Interview with Tony nominee Michael Shannon
Oscar nominee Michael Shannon can currently be seen in his Tony-nominated performance as Jamie Tyrone in the Roundabout Theatre Company's revival of Long Day's Journey Into Night at Broadway's American Airlines Theatre.
Michael previously made his Broadway debut in Grace in 2012. Off-Broadway he has appeared in the Public's The Little Flower of East Orange, Soho Playhouse's Killer Joe, and Mistakes Were Made, Our Town and Bug, all at the Barrow Street Theatre.

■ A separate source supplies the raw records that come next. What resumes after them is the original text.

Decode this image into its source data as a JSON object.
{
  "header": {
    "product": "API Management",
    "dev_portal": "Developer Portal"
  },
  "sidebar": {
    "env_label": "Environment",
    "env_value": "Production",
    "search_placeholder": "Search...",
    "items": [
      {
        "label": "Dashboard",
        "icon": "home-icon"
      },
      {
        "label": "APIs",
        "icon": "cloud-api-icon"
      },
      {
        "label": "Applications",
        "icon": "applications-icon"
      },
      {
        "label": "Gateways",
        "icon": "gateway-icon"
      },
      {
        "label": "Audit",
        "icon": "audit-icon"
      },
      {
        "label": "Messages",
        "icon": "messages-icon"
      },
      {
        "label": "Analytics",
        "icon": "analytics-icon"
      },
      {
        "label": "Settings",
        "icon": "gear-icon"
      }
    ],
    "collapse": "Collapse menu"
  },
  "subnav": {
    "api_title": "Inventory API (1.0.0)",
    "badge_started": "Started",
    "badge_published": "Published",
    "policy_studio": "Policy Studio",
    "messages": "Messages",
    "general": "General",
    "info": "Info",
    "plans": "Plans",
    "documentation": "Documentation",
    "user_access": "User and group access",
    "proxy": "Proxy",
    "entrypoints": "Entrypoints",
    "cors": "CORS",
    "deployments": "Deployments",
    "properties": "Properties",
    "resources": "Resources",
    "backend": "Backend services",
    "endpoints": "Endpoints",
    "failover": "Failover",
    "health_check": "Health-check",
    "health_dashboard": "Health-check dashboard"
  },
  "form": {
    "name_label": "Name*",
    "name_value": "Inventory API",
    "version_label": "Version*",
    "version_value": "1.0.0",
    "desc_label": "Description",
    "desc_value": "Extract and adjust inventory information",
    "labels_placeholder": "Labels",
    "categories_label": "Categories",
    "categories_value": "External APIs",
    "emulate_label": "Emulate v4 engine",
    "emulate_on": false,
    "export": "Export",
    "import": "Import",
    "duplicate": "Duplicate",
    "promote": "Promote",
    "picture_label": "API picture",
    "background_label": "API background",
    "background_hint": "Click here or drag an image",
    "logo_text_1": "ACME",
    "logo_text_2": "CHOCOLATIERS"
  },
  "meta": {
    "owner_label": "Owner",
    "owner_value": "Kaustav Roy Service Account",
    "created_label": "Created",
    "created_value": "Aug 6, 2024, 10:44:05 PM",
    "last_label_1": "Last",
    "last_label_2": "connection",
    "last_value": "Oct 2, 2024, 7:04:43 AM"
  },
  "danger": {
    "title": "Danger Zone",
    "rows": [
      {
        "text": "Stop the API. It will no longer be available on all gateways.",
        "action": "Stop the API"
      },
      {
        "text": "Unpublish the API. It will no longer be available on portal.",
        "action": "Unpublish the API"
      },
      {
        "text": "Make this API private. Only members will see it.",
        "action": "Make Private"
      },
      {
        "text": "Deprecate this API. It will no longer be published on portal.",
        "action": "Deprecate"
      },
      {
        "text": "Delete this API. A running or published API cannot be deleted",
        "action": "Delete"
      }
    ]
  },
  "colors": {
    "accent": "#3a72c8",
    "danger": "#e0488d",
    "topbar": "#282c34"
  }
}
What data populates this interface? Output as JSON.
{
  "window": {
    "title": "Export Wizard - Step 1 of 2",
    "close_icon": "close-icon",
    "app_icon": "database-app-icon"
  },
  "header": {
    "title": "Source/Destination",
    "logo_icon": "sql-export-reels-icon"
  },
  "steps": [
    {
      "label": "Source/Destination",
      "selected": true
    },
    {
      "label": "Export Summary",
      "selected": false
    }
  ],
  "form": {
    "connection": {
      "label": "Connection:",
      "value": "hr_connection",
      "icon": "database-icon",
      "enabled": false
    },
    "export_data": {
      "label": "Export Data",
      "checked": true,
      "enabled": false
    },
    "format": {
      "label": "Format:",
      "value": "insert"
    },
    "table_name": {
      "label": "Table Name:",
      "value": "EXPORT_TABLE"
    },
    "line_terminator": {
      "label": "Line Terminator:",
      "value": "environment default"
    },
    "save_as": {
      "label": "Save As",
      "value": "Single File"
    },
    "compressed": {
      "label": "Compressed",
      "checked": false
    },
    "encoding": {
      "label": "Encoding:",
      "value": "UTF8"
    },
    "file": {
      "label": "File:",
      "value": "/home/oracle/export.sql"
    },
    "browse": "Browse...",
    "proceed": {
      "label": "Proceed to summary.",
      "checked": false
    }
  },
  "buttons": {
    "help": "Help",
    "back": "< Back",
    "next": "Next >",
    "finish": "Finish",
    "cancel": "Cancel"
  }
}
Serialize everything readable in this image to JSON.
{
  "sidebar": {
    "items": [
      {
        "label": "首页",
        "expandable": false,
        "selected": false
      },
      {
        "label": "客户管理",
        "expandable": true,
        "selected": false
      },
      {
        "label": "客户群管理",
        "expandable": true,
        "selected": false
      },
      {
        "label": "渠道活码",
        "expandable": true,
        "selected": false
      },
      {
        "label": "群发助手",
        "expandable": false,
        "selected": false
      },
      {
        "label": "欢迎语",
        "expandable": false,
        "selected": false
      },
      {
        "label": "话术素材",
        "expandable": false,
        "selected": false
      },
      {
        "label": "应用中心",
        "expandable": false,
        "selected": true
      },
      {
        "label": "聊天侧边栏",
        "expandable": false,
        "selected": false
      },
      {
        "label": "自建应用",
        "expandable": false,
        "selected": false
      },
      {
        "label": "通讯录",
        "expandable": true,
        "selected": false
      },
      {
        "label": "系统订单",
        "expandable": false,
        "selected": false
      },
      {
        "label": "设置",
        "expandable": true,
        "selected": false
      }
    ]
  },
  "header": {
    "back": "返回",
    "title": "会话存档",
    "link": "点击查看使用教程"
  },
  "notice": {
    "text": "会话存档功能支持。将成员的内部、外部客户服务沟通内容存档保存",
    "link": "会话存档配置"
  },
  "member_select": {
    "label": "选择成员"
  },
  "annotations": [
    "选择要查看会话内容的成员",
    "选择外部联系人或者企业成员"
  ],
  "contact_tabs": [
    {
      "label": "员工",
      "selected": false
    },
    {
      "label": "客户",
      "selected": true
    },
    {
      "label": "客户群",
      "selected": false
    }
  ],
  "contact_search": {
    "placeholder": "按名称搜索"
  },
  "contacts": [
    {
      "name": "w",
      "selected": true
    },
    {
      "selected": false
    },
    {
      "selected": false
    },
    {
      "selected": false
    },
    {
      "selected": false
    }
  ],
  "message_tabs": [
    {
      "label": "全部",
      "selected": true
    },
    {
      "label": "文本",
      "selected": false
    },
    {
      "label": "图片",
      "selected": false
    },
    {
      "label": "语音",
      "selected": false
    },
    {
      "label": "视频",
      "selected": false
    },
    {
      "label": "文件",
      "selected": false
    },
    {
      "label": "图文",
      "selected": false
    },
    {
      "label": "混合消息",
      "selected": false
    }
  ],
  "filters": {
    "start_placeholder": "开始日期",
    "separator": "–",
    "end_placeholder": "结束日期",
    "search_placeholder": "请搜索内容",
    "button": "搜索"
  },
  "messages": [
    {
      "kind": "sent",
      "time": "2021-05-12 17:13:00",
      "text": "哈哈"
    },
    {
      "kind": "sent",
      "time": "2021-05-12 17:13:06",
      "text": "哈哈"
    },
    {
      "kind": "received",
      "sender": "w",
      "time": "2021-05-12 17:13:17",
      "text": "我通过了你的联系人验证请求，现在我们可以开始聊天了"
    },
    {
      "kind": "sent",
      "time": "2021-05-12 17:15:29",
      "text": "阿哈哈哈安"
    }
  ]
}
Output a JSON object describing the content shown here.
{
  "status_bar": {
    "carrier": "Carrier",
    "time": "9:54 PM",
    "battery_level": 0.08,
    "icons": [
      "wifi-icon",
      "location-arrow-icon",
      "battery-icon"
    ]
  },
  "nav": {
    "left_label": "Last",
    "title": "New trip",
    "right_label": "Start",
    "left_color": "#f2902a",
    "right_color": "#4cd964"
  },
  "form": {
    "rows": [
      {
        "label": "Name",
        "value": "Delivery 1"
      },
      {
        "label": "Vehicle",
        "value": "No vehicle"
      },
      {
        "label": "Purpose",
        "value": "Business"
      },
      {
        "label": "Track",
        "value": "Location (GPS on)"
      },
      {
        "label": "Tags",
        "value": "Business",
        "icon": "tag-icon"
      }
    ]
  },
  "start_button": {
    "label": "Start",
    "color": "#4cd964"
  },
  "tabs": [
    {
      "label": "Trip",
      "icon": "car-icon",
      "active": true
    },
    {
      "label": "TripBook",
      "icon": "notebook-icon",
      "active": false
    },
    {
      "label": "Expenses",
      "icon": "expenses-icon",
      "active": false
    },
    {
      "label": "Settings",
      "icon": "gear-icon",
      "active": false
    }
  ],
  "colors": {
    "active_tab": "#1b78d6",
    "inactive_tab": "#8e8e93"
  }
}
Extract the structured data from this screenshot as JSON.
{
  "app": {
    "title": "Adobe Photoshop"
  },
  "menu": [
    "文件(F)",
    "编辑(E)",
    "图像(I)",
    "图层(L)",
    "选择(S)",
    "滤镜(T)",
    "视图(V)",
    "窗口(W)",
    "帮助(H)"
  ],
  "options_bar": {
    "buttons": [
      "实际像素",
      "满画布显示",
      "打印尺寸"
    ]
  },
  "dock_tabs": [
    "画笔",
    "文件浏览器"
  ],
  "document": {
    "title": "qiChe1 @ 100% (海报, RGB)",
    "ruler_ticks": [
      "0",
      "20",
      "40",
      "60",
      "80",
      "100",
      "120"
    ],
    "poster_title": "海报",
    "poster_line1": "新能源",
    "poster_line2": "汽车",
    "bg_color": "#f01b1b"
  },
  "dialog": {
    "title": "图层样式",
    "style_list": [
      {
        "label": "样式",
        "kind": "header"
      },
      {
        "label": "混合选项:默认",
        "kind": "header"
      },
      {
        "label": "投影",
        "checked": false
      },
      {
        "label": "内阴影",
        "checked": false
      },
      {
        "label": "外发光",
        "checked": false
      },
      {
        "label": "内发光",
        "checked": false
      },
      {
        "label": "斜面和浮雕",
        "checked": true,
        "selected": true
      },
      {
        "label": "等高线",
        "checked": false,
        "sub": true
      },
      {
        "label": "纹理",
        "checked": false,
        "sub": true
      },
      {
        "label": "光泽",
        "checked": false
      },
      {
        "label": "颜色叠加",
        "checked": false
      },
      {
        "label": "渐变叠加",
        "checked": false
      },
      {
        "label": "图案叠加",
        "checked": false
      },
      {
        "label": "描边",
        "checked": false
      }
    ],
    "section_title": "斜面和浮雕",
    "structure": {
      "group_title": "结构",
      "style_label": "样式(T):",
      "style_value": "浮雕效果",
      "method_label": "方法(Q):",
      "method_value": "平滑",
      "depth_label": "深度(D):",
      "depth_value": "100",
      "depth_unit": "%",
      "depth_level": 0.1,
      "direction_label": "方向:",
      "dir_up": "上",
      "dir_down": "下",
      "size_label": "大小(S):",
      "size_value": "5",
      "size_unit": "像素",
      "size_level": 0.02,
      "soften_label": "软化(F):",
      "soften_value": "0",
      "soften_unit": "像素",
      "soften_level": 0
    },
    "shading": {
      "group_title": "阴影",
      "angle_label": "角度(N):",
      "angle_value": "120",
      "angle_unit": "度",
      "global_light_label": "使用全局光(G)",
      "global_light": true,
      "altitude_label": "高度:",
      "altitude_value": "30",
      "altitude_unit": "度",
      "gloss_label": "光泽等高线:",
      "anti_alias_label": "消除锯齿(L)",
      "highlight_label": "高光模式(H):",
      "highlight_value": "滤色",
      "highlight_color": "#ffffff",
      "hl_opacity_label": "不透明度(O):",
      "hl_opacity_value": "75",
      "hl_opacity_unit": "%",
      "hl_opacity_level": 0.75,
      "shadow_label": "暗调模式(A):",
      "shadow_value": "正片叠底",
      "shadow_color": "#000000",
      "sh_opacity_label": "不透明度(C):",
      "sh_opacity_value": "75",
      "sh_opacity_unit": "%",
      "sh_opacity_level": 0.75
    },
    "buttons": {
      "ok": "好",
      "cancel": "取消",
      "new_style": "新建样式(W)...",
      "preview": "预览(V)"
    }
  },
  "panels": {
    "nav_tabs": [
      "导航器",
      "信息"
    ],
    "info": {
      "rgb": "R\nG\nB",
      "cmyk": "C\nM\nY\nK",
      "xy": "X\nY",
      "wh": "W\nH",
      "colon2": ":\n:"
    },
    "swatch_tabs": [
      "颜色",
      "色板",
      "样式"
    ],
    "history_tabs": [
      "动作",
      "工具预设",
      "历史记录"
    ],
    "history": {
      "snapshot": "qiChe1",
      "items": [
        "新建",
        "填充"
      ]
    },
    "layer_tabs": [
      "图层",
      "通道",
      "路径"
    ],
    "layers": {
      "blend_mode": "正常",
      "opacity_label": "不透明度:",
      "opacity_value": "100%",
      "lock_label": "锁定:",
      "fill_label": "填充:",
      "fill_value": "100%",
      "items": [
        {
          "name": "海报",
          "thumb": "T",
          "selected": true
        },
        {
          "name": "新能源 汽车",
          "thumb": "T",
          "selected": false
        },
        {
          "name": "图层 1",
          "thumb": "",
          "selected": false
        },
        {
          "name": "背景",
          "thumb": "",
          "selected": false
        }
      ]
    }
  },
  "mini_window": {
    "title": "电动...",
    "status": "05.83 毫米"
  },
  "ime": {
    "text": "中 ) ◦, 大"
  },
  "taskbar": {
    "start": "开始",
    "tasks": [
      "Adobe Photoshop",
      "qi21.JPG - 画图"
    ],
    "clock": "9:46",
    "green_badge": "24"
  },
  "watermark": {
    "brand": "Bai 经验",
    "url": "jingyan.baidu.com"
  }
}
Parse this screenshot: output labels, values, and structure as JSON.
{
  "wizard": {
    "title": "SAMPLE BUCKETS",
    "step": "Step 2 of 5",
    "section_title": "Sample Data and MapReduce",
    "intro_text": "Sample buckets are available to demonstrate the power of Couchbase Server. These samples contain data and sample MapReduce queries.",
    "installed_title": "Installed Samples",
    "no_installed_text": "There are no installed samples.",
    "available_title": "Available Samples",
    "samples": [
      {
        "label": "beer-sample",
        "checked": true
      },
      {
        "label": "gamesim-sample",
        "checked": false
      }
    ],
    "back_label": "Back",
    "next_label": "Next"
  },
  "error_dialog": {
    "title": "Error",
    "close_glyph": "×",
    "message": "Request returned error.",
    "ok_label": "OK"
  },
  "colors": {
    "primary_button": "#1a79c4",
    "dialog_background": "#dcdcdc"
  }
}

He is also well known for his extensive screen career, including roles on Boardwalk Empire, The Iceman, Take Shelter, and DC Comics' Man of Steel.
We caught up with Michael to talk about the lasting appeal of Long Day's Journey Into Night a
Thomas Hayden Millward: Congratulations, Michael, on both your Drama Desk and Tony Award nominations for ‘Long Day’s Journey Into Night.’
Michael Shannon: Thank you. Yes, it’s quite an honour.
THM: So, what do you think it is that keep’s bringing people back to see this classic play? What keeps it relevant in today’s society?
MS: Well, for my money, it’s the most deeply personal piece of writing that I’ve ever worked on as an actor. The depths to which [Eugene] O’Neill unearthed his own family and the pathology of his own family is really astonishing. I think because he was so willing to go so deep and so personal, he was able to unearth truths that reverberate with families all over the world. I look at the character of Mary Tyrone now and I think of the epidemic of opium addiction in our country. This isn’t an antiquated problem. It’s still alive and well. And of course, alcoholism is thriving as always. It’s a period piece, but it’s not. It’s like Mary says in the play: “I can see this clearly, as if it were happening tonight.”
THM: You mentioned alcoholism, and of course, your character Jamie Tyrone spends a good portion of the play inebriated. You did the best ‘drunk’ acting I think I have ever witnessed on stage. How do you prepare yourself as an actor for that?
MS: Well, I think a lot of people get kinda uptight about it. There’s a stigma about it. The big key for me is just to relax and not worry about it very much. You can’t let it overwhelm the story and you can’t let it overwhelm the language. You want people to hear the play. But it is important that Jamie is drunk in that scene, otherwise he wouldn’t be saying what he is saying. One thing I do in the long break I have before I come back on, I turn off all the lights in my dressing room and I spend a long time in the dark, which is very disorientating. I find that helps a little bit. But it’s mostly just about being relaxed. That’s what alcohol does. It relaxes you. I just try not to give a sh*t.
THM: I also thought your sibling relationship with John Gallagher, Jr. as Edmond Tyrone was really quite moving, and brutally honest at the same time. What was it like working with John and developing that relationship together?
MS: John is up for anything, you know. He’s so open. He’s such a great scene partner because he’s attentive and alert. He gives me permission to kinda go every which way with it. I still find I’m sifting through it each night, trying to find more and that requires having a real, deep trust, and I’m able to do that with him because he’s so generous and unafraid.
THM: And as a comic book fan, I can’t let you go without thanking you for your work on “Man of Steel” portraying Zod. You did a tremendous job in bringing such a complex villain to life.
MS: Ah, thank you so much. I appreciate that. Have a good one.